BY JELANI GRANT
After a seven year hiatus, a seasoned former world champion began training for the 2013 National Boxing Authority Middleweight championship. “I’d always said to myself that I could be the best in this country in my 40’s”, Fitzroy Vanderpool said. “Watching some of the fighters on TV, I said…the first thing to go in a fighter is his speed, but my speed hadn’t gone anywhere, I said, “Man I’m still fast, I got this, let me give it a go””.
Roberto McLellan was the young and talented fighter that stood in Vanderpool’s way of the title. Before he could be considered eligible to fight, he was taken through a number of physical and medical tests to ensure he was able. “My last three fights, when I retired, were TKOs.” When Vanderpool decided he was ready to return to boxing, he said the commissioner required him to get a cat scan, an electroencephalography (EEG), an electrocardiogram (EKG), a neuropsychometric assessment and then spar with four boxers in twelve rounds before he could be cleared to fight. “I never even did that when I was a world champ, getting ready to fight…but I said, no problem, I’ll do it.” After jumping through hoops, he was ready to go the full ten rounds with McLellan who was seventeen years younger. However, Vanderpool’s victory placed him in the history books as the oldest fighter to win a professional boxing title.
Those definitive moments would be an incredible highlight to end Vanderpool’s boxing career and a continuation of ‘The Whip’ legend. Vanderpool was inducted into the Ontario Boxing Hall of Fame at the Hansa Haus Hall. His high spirited personality throughout the ceremony as well as his legendary list of accomplishments inside and outside of the ring proved it was his time to be recognized as a boxing legend. “It’s a pleasure. I’m really humbled to be accepted as one of the nominees and to be inducted into the Hall of Fame…I was determined to be there,” Vanderpool told Toronto Caribbean. “It’s not what I’ve done in the ring, its what I do outside the ring.
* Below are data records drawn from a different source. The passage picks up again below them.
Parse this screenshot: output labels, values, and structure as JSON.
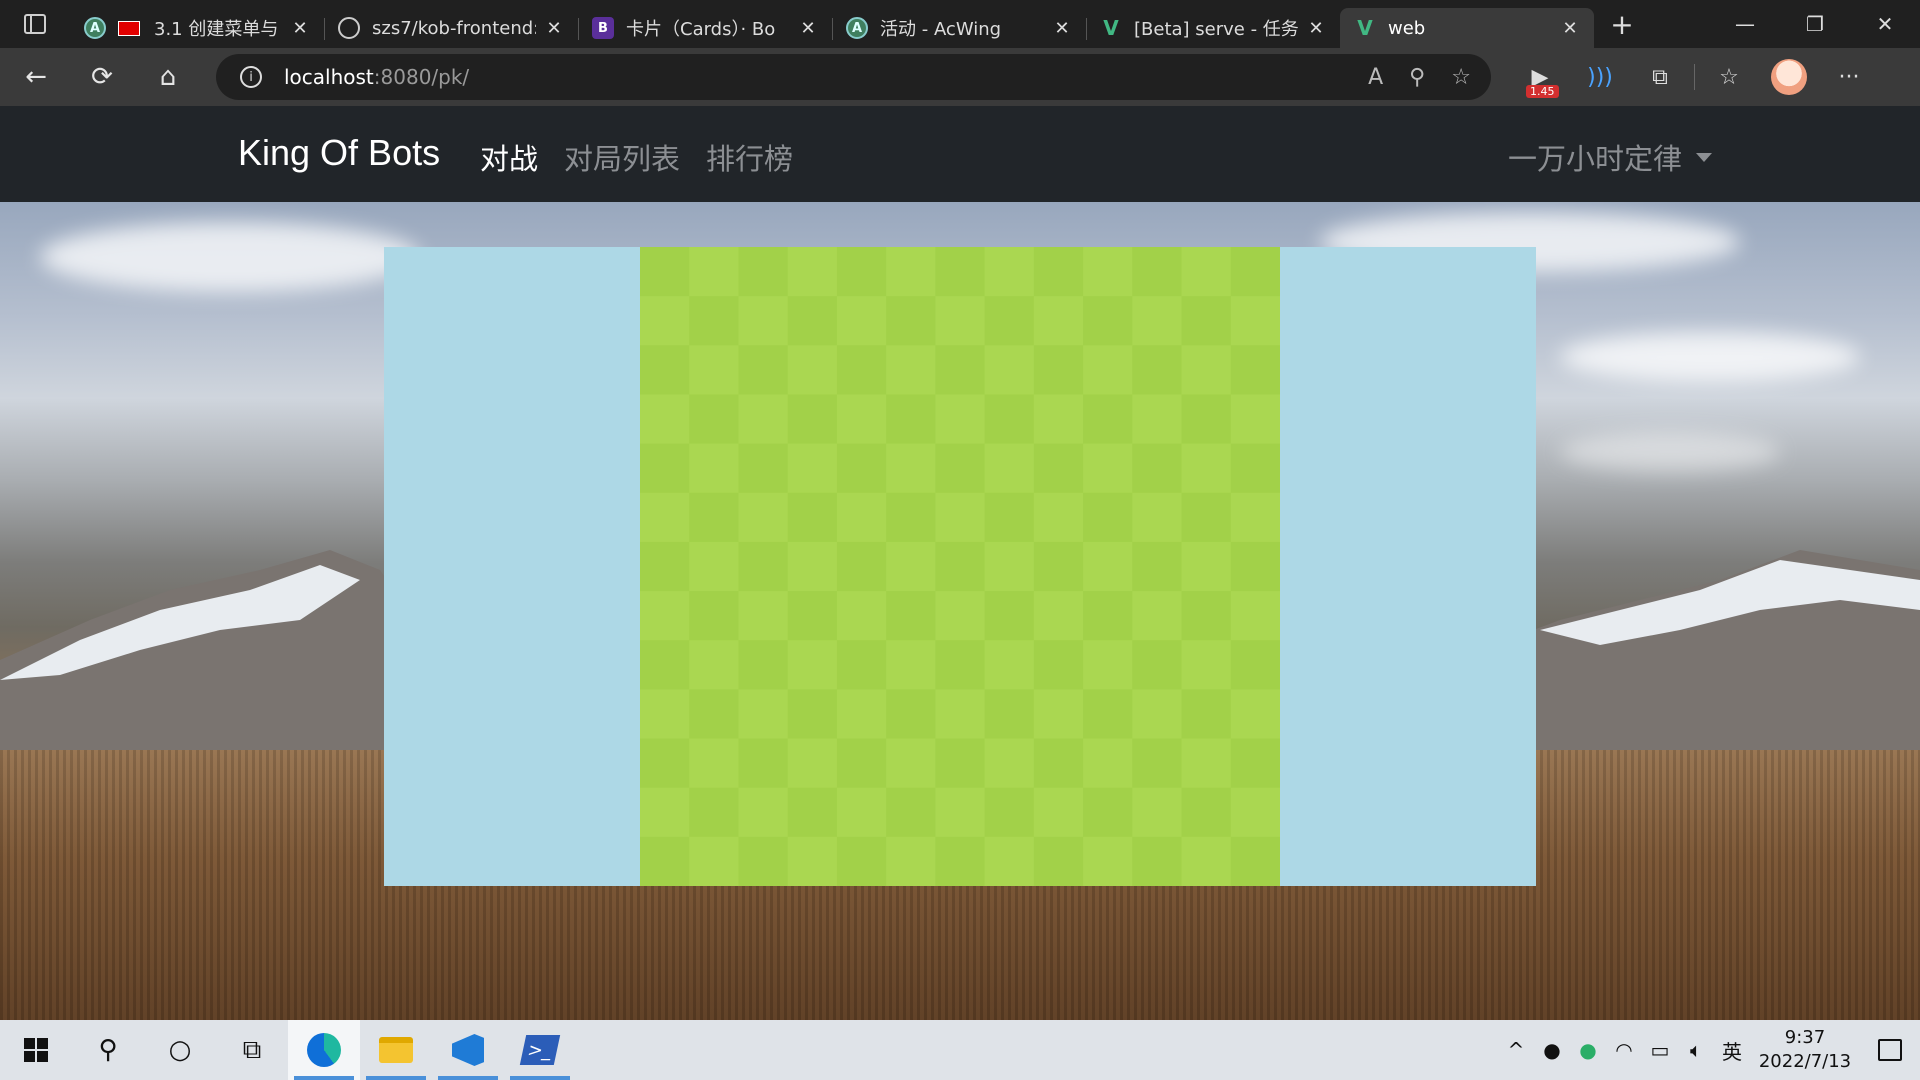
{
  "browser": {
    "tabs": [
      {
        "title": "3.1 创建菜单与",
        "favicon": "acwing-icon",
        "recording": true
      },
      {
        "title": "szs7/kob-frontend:",
        "favicon": "github-icon"
      },
      {
        "title": "卡片（Cards）· Bo",
        "favicon": "bootstrap-icon"
      },
      {
        "title": "活动 - AcWing",
        "favicon": "acwing-icon"
      },
      {
        "title": "[Beta] serve - 任务",
        "favicon": "vue-icon"
      },
      {
        "title": "web",
        "favicon": "vue-icon",
        "active": true
      }
    ],
    "address": {
      "host": "localhost",
      "path": ":8080/pk/"
    },
    "extension_badge": "1.45"
  },
  "app": {
    "brand": "King Of Bots",
    "nav": [
      {
        "label": "对战",
        "active": true
      },
      {
        "label": "对局列表"
      },
      {
        "label": "排行榜"
      }
    ],
    "user": "一万小时定律"
  },
  "game": {
    "rows": 13,
    "cols": 13,
    "background_color": "#add8e6",
    "cell_light": "#AAD751",
    "cell_dark": "#A2D149"
  },
  "taskbar": {
    "time": "9:37",
    "date": "2022/7/13",
    "ime": "英"
  }
}
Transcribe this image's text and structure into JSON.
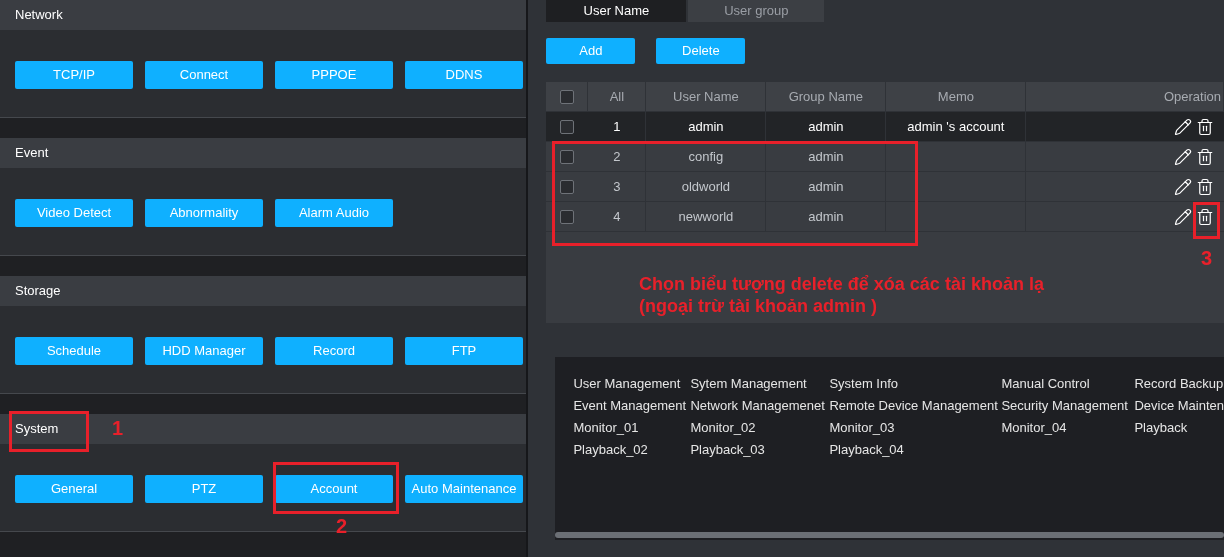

Visiting kids in hospitals, running camps, running the gym…so give me a little respect”.
‘The Whip’ had already become an icon before returning to the ring to win the National Boxing Authority Middleweight title in 2013. “If my speed had gone, I would’ve said no because that’s the first thing to go in a fighter and you gotta be quick with the young guys cause this is a young guys sport.”
Before his return though, Vanderpool’s boxing legacy included the 1996 Canadian Professional Boxing Federation championship, the 1997 World Boxing Federation Intercontinental championship, the 1998 World Boxing Council Welterweight Fecarbox championship, the 1999 World Boxing Federation Superwelterweight World championship and the 2002 World Boxing Council Superwelterweight Fecarbox championship.
SportFitz, founded by Vanderpool, is aiming to become the new era of concussion reduction technology by reducing the potential long-term affects of concussions for athletes all around the world. The technology is designed to detect concussion symptoms in real time so an athlete who suffers a head injury during a game can quickly determine if they are fit to continue. “We have sensors in the equipment where it will detect that hit coming down and it can be detected on a tap or wherever it is so you can know if someone got hit with a certain velocity, how hard they’re hit and maybe keep them from going in the ring again.”
Though boxing is considered one of the most popular and physically demanding sports, before this new equipment, fighters could only rely on coach and referee decisions as well as their own intuition. This raised health concerns as concussion symptoms can take several hours to present themselves. The Saskatchewan Brain Injury Association classifies concussions as a brain injury that can cause confusion or temporary incapacity after taking a hit to the skull. Though concussions are not life threatening, they can potentially lead to long term effects to the brain. SportFitz technology would reduce the number of undiagnosed concussions, making strenuous sports like boxing safer for their athletes.
In addition to being the author of the book, ‘The Whip’ and producing the documentary, ‘With Hope It’s Possible’, the Three Division Professional Boxing Champion is contributing to the development of aspiring fighters with The Whip Boxing Academy, founded by Vanderpool, as well as summer camps for youth 8-14 years old. “It’s boxing and fitness. Last year I had ‘Summer Camp with the Champ’. We sent six kids to a five day camp with me.” “I’m not a big Tim Hortons, I’m a little me but I’m doing big things for these kids.”
Located in Waterloo, Ontario, Vanderpool’s boxing academy is the only gym in the Tri Cities with a World Champion as coach and head facilitator of its boxing program. “I had given [opening another boxing academy] some thought…It’s a possible thing in the distant future.” Until then, Vanderpool continues to train with young fighters while working on a system that will contribute to the healthcare of boxers in the future.